>>>>>

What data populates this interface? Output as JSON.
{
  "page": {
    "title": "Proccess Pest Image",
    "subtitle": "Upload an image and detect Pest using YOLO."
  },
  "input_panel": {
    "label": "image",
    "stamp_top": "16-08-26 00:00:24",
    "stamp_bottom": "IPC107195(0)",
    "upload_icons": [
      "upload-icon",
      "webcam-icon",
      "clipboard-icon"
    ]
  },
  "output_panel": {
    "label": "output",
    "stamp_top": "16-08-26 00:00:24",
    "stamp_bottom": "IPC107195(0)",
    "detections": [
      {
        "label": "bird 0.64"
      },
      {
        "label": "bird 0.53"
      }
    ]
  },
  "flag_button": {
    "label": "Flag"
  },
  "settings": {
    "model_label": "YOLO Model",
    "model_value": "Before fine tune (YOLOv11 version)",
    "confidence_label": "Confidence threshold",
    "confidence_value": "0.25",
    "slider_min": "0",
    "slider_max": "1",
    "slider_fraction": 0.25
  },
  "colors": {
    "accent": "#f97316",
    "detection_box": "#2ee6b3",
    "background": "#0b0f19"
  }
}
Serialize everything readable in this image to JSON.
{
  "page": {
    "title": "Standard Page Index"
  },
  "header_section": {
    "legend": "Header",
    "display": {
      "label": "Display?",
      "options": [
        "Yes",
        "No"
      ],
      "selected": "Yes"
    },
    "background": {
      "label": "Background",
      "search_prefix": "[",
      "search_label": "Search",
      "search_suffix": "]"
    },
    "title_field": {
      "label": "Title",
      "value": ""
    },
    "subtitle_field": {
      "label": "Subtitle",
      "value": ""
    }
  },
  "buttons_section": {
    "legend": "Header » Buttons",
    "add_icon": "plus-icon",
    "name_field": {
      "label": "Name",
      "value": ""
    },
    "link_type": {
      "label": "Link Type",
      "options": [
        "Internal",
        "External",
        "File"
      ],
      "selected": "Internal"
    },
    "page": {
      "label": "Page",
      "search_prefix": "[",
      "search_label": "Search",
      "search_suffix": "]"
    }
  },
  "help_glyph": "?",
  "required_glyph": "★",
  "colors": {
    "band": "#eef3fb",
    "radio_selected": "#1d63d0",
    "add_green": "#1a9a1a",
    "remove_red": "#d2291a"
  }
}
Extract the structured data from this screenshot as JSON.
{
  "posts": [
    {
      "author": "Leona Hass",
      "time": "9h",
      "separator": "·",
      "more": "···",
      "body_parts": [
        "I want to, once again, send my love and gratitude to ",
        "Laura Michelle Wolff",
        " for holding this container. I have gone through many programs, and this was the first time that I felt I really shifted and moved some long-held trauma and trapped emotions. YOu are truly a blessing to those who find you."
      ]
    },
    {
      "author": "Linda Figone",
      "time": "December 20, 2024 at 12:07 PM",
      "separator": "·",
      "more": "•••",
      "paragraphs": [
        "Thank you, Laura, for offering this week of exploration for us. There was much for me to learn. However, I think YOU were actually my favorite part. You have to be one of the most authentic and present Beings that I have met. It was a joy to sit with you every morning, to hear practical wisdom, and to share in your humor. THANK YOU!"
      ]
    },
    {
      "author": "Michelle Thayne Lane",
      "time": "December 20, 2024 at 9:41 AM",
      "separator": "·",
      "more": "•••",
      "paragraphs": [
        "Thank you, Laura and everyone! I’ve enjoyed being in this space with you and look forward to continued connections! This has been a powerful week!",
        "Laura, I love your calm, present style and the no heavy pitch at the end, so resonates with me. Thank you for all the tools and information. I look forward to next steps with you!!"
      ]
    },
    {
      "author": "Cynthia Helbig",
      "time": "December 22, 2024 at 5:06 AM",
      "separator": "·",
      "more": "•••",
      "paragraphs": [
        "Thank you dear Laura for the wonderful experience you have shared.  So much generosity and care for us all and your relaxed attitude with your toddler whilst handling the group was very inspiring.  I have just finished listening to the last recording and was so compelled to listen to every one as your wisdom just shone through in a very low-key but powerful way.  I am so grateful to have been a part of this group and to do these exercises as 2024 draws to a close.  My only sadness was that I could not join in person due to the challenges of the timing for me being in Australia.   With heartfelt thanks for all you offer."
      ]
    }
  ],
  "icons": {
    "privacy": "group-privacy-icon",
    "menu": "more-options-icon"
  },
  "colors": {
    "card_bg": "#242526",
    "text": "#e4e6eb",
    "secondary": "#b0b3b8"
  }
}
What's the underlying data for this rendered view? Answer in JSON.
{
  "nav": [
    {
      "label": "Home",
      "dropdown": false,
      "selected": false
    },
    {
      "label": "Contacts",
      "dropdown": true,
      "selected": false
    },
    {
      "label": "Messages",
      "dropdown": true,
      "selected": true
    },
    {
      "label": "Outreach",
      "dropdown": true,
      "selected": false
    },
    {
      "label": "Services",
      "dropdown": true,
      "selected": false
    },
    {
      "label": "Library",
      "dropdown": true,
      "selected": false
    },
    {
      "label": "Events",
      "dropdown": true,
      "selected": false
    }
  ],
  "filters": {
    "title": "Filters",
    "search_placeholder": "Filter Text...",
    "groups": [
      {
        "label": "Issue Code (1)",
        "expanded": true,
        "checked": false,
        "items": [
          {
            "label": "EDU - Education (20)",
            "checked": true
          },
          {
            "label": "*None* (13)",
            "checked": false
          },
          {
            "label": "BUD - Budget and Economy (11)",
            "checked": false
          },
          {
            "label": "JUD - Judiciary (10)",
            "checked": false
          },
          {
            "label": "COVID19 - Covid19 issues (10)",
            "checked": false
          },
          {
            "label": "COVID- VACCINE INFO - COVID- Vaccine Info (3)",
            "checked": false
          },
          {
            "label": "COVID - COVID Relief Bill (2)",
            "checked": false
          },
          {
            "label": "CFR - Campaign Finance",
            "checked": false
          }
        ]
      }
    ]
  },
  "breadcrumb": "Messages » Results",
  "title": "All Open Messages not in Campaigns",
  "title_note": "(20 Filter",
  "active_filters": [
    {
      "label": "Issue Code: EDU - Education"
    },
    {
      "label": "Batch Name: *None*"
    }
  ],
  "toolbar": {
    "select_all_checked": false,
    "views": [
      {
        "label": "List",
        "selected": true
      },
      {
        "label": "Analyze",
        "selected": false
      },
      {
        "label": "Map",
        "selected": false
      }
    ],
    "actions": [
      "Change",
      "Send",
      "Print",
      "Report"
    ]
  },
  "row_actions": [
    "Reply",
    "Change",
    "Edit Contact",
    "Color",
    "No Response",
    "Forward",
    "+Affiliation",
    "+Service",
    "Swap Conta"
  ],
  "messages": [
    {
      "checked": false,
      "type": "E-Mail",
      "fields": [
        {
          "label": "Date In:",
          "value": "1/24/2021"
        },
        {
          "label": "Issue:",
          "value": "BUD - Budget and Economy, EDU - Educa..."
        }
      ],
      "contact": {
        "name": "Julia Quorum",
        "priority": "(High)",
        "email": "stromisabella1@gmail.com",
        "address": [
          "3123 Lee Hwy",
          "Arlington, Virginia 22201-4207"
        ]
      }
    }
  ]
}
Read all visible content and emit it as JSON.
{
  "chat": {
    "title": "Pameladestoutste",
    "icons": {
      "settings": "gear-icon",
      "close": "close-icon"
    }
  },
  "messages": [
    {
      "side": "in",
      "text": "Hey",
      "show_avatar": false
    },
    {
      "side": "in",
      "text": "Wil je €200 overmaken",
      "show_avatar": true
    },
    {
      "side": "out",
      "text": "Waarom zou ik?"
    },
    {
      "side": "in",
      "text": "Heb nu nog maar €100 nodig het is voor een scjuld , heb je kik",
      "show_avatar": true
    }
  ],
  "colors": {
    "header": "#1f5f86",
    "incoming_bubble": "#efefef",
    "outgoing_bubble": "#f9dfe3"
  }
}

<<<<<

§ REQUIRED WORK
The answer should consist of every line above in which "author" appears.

§ EXERCISE ANSWER
      "author": "Leona Hass",
      "author": "Linda Figone",
      "author": "Michelle Thayne Lane",
      "author": "Cynthia Helbig",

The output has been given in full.